The necessity of a correct national identity document goes beyond healthcare. The High Court of Botswana explains that “the national identity document plays a pivotal role in every Motswana’s daily life, as it links him or her with any service they require from various institutions. Most activities in the country require every Motswana to produce their identity document, for identification purposes of receiving services.”
According to the Legal Gender Recognition in Botswana report, this effectively means that transgender, whose gender identity and expression is likely to be different from the sex assigned to them at birth and from what is recorded on their identity document, cannot access services without risk of denial or discrimination, or accusations of fraud.

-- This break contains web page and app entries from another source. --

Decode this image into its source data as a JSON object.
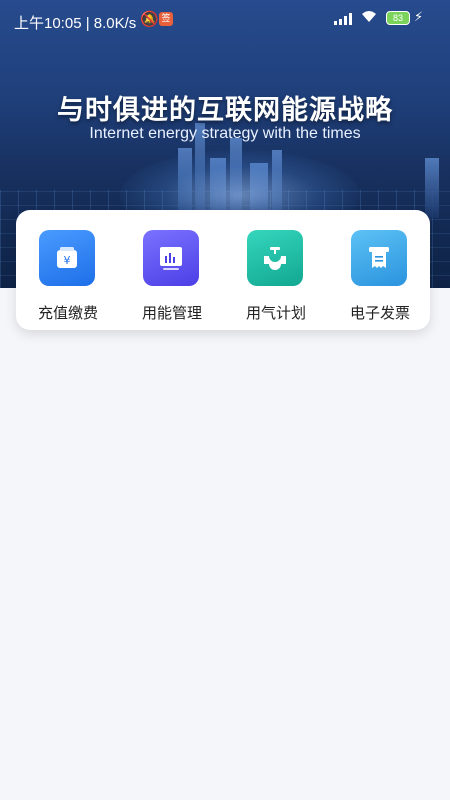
{
  "status_bar": {
    "time": "上午10:05 | 8.0K/s",
    "app_badge": "签",
    "battery": "83"
  },
  "banner": {
    "title": "与时俱进的互联网能源战略",
    "subtitle": "Internet energy strategy with the times"
  },
  "menu": [
    {
      "label": "充值缴费",
      "icon": "recharge-icon",
      "color": "#2f7ff0"
    },
    {
      "label": "用能管理",
      "icon": "energy-chart-icon",
      "color": "#5b52f0"
    },
    {
      "label": "用气计划",
      "icon": "gas-valve-icon",
      "color": "#1fbfa8"
    },
    {
      "label": "电子发票",
      "icon": "invoice-icon",
      "color": "#3aa7e8"
    }
  ]
}
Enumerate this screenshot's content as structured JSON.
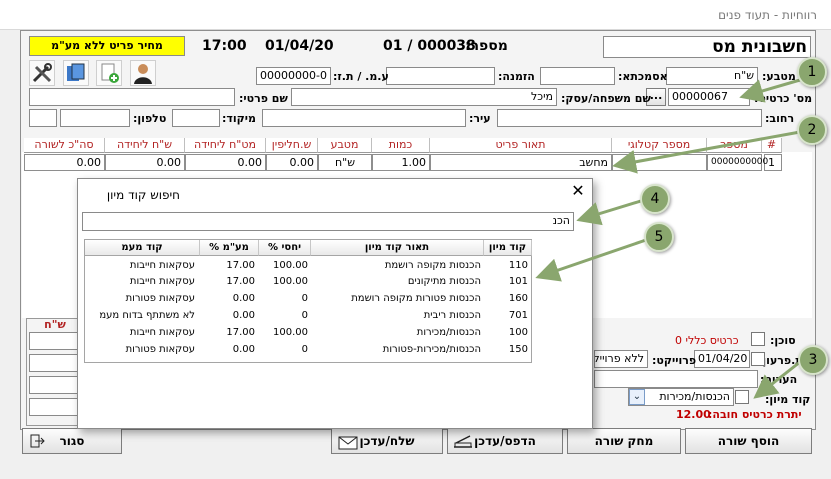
{
  "window": {
    "title": "רווחיות - תעוד פנים"
  },
  "header": {
    "doc_type": "חשבונית מס",
    "number_label": "מספר:",
    "number_value": "01 / 000038",
    "date": "01/04/20",
    "time": "17:00",
    "price_mode": "מחיר פריט ללא מע\"מ"
  },
  "form": {
    "currency_label": "מטבע:",
    "currency_value": "ש\"ח",
    "reference_label": "אסמכתא:",
    "order_label": "הזמנה:",
    "taxid_label": "ע.מ. / ת.ז:",
    "taxid_value": "00000000-0",
    "card_label": "מס' כרטיס:",
    "card_value": "00000067",
    "card_lookup": "...",
    "lastname_label": "שם משפחה/עסק:",
    "lastname_value": "מיכל",
    "firstname_label": "שם פרטי:",
    "street_label": "רחוב:",
    "city_label": "עיר:",
    "zip_label": "מיקוד:",
    "phone_label": "טלפון:"
  },
  "table": {
    "headers": [
      "#",
      "מספר",
      "מספר קטלוגי",
      "תאור פריט",
      "כמות",
      "מטבע",
      "ש.חליפין",
      "מט\"ח ליחידה",
      "ש\"ח ליחידה",
      "סה\"כ לשורה"
    ],
    "row": {
      "num": "1",
      "number": "0000000000",
      "catalog": "",
      "desc": "מחשב",
      "qty": "1.00",
      "currency": "ש\"ח",
      "rate": "0.00",
      "fx_unit": "0.00",
      "ils_unit": "0.00",
      "total": "0.00"
    }
  },
  "bottom": {
    "agent_label": "סוכן:",
    "agent_value": "כרטיס כללי 0",
    "due_label": "ת.פרעון:",
    "due_date": "01/04/20",
    "project_label": "פרוייקט:",
    "project_value": "ללא פרוייקט",
    "notes_label": "הערות:",
    "classification_label": "קוד מיון:",
    "classification_value": "הכנסות/מכירות",
    "balance_label": "יתרת כרטיס חובה:",
    "balance_value": "12.00",
    "totals_header": "ש\"ח"
  },
  "buttons": {
    "add_row": "הוסף שורה",
    "delete_row": "מחק שורה",
    "print": "הדפס/עדכן",
    "send": "שלח/עדכן",
    "close": "סגור"
  },
  "dialog": {
    "title": "חיפוש קוד מיון",
    "search_value": "הכנ",
    "headers": [
      "קוד מיון",
      "תאור קוד מיון",
      "% יחסי",
      "% מע\"מ",
      "קוד מעמ"
    ],
    "rows": [
      [
        "110",
        "הכנסות מקופה רושמת",
        "100.00",
        "17.00",
        "עסקאות חייבות"
      ],
      [
        "101",
        "הכנסות מתיקונים",
        "100.00",
        "17.00",
        "עסקאות חייבות"
      ],
      [
        "160",
        "הכנסות פטורות מקופה רושמת",
        "0",
        "0.00",
        "עסקאות פטורות"
      ],
      [
        "701",
        "הכנסות ריבית",
        "0",
        "0.00",
        "לא משתתף בדוח מעמ"
      ],
      [
        "100",
        "הכנסות/מכירות",
        "100.00",
        "17.00",
        "עסקאות חייבות"
      ],
      [
        "150",
        "הכנסות/מכירות-פטורות",
        "0",
        "0.00",
        "עסקאות פטורות"
      ]
    ]
  },
  "callouts": [
    "1",
    "2",
    "3",
    "4",
    "5"
  ],
  "colors": {
    "yellow": "#ffff00",
    "green": "#8aa66e",
    "red": "#c00000",
    "header_red": "#b22222"
  }
}
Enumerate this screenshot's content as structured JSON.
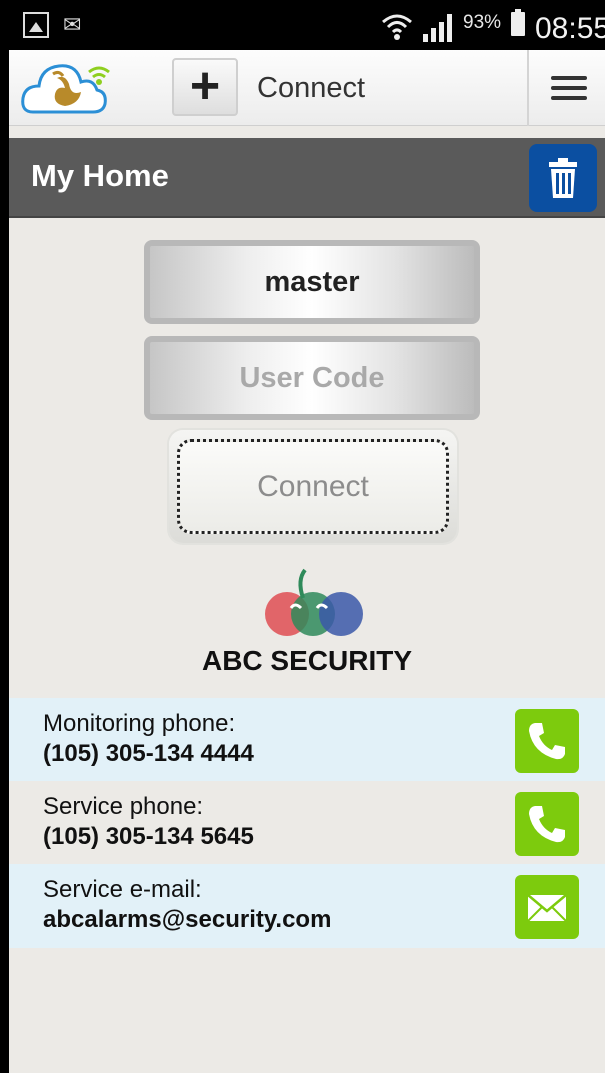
{
  "status_bar": {
    "battery_percent": "93%",
    "time": "08:55",
    "icons": [
      "image-icon",
      "mail-icon",
      "wifi-icon",
      "signal-icon",
      "battery-icon"
    ]
  },
  "toolbar": {
    "title": "Connect",
    "add_icon": "plus-icon",
    "menu_icon": "hamburger-icon",
    "logo": "swan-cloud-logo"
  },
  "header": {
    "title": "My Home",
    "delete_icon": "trash-icon"
  },
  "form": {
    "username_value": "master",
    "usercode_placeholder": "User Code",
    "connect_label": "Connect"
  },
  "brand": {
    "name": "ABC SECURITY"
  },
  "contacts": [
    {
      "label": "Monitoring phone:",
      "value": "(105) 305-134 4444",
      "icon": "phone-icon"
    },
    {
      "label": "Service phone:",
      "value": "(105) 305-134 5645",
      "icon": "phone-icon"
    },
    {
      "label": "Service e-mail:",
      "value": "abcalarms@security.com",
      "icon": "mail-icon"
    }
  ],
  "colors": {
    "header_bg": "#5a5a5a",
    "trash_button": "#0b4fa1",
    "action_green": "#7dcb0d",
    "row_highlight": "#e2f1f8"
  }
}
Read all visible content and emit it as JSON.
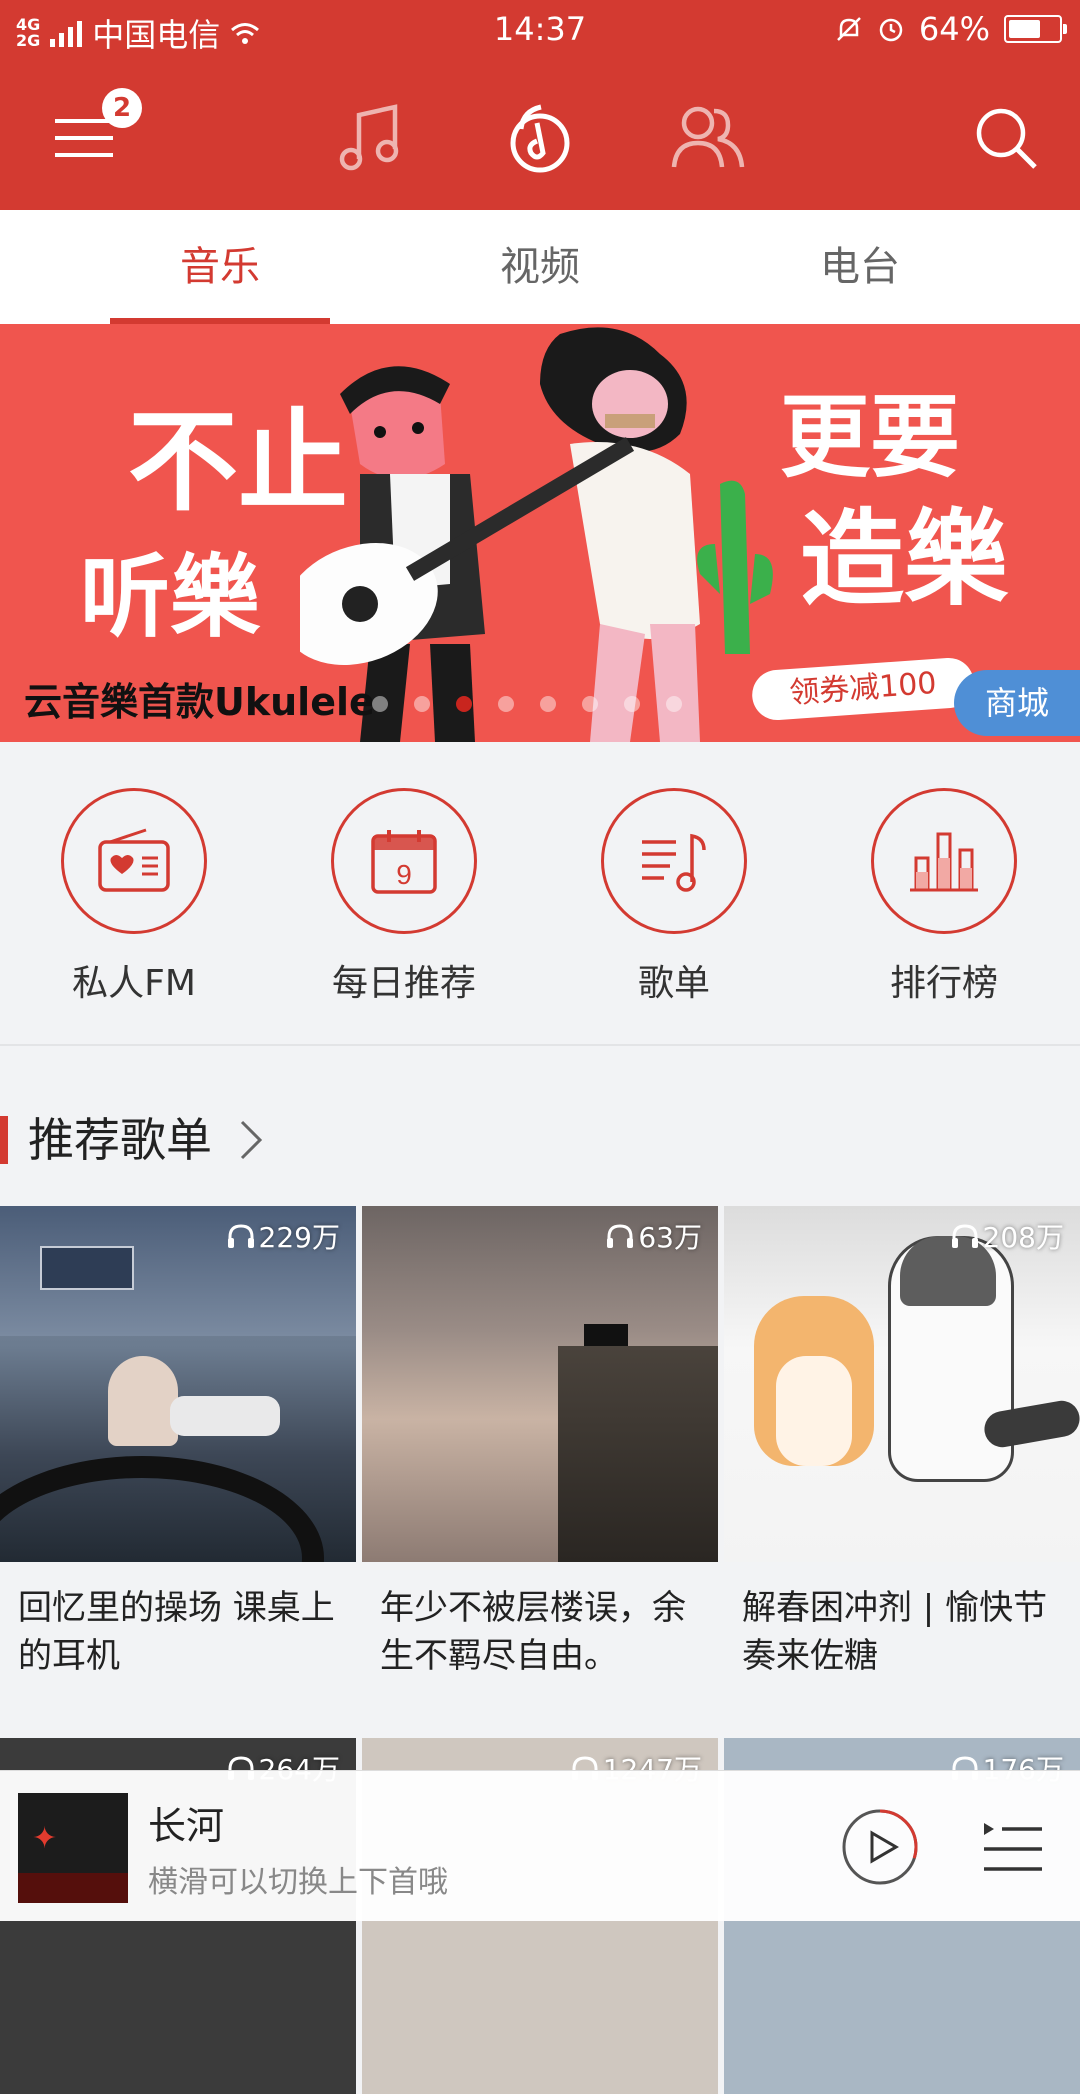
{
  "status_bar": {
    "network": "4G 2G",
    "carrier": "中国电信",
    "time": "14:37",
    "battery": "64%",
    "battery_level": 0.64
  },
  "top_nav": {
    "menu_badge": "2",
    "icons": [
      "menu-icon",
      "music-note-icon",
      "discover-icon",
      "friends-icon",
      "search-icon"
    ]
  },
  "tabs": [
    {
      "label": "音乐",
      "active": true
    },
    {
      "label": "视频",
      "active": false
    },
    {
      "label": "电台",
      "active": false
    }
  ],
  "banner": {
    "headline_left_1": "不止",
    "headline_left_2": "听樂",
    "headline_right_1": "更要",
    "headline_right_2": "造樂",
    "caption": "云音樂首款Ukulele",
    "coupon": "领券减100",
    "tag": "商城",
    "dot_count": 8,
    "active_dot": 2
  },
  "shortcuts": [
    {
      "label": "私人FM",
      "icon": "radio-heart-icon"
    },
    {
      "label": "每日推荐",
      "icon": "calendar-icon",
      "calendar_day": "9"
    },
    {
      "label": "歌单",
      "icon": "playlist-note-icon"
    },
    {
      "label": "排行榜",
      "icon": "bar-chart-icon"
    }
  ],
  "section": {
    "title": "推荐歌单"
  },
  "playlists": [
    {
      "plays": "229万",
      "name": "回忆里的操场 课桌上的耳机"
    },
    {
      "plays": "63万",
      "name": "年少不被层楼误，余生不羁尽自由。"
    },
    {
      "plays": "208万",
      "name": "解春困冲剂 | 愉快节奏来佐糖"
    },
    {
      "plays": "264万",
      "name": ""
    },
    {
      "plays": "1247万",
      "name": ""
    },
    {
      "plays": "176万",
      "name": ""
    }
  ],
  "player": {
    "song": "长河",
    "hint": "横滑可以切换上下首哦",
    "progress": 0.3
  },
  "colors": {
    "brand_red": "#d33a31",
    "banner_bg": "#f0554e",
    "shop_blue": "#4f8fd6"
  }
}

In this context, gays and lesbians advocacy group LEGABIBO has called on government through the Department of Civil and National Registration to urgently implement the High Court rulings on gender marker changes. As stated by the High Court in the ND vs Attorney General of Botswana judgement, identity cards (Omang) play an important role in the life of every Motswana. Refusal and or delay to issue a Motswana with an Omang is denying them to live a complete and full-filing life with dignity and violates their privacy and freedom of expression.
The judgement clarified that persons can change their gender marker as per the National Registrations Act, so changing the gender marker is legally possible. There is no need for a court order. It further said the person’s gender is self-identified, there is no need to consult medical doctors.
LEGABIBO also called on government to develop regulations that specify administrative procedure to change one’s gender marker, and observing self-determination process. Further, the group looks out for government to ensure members of the transgender community are engaged in the development of regulations.
“We call on this Department of Civil and National Registration to ensure that the gender marker change under the National Registration Act is aligned to the Births and Deaths Registry Act to avoid court order.
Meanwhile, a gay man in Lobatse, Moabi Mokenke was recently viciously killed after being sexually violated in the streets of Peleng, shockingly by his neighbourhood folks. The youthful lad, likely to be 29-years old, met his fate on his way home, from the wearisome Di a Bowa taverns situated in the much populated township of Peleng Central.
CEO of Khato Civils Mongezi Mnyani has come out of the silence and is going all way guns blazing against the company’s adversaries who he said are hell-bent on tarnishing his company’s image and “hard-earned good name”
Speaking to WeekendPost from South Africa, Mnyani said it is now time for him to speak out or act against his detractors. Khato Civils has done several projects across Africa. Khato Civils, a construction company and its affiliate engineering company, South Zambezi have executed a number of world class projects in South Africa, Malawi and now recently here in Botswana.
About ten (10) Umbrella for Democratic Change (UDC) parliamentary candidates who lost the 2019 general election and petitioned results this week met with UDC Vice President, Dumelang Saleshando to discuss the way forward concerning the quandary that is the legal fees put before them by Botswana Democratic Party (BDP) lawyers.
For a while now, UDC petitioners who are facing the wrath of quizzical sheriffs have demanded audience with UDC National Executive Committee (NEC) but in vain. However after the long wait for a tete-a-tete with the UDC, the petitioners met with Saleshando accompanied by other NEC members including Dr. Kesitegile Gobotswang, Reverend Mpho Dibeela and Dennis Alexander.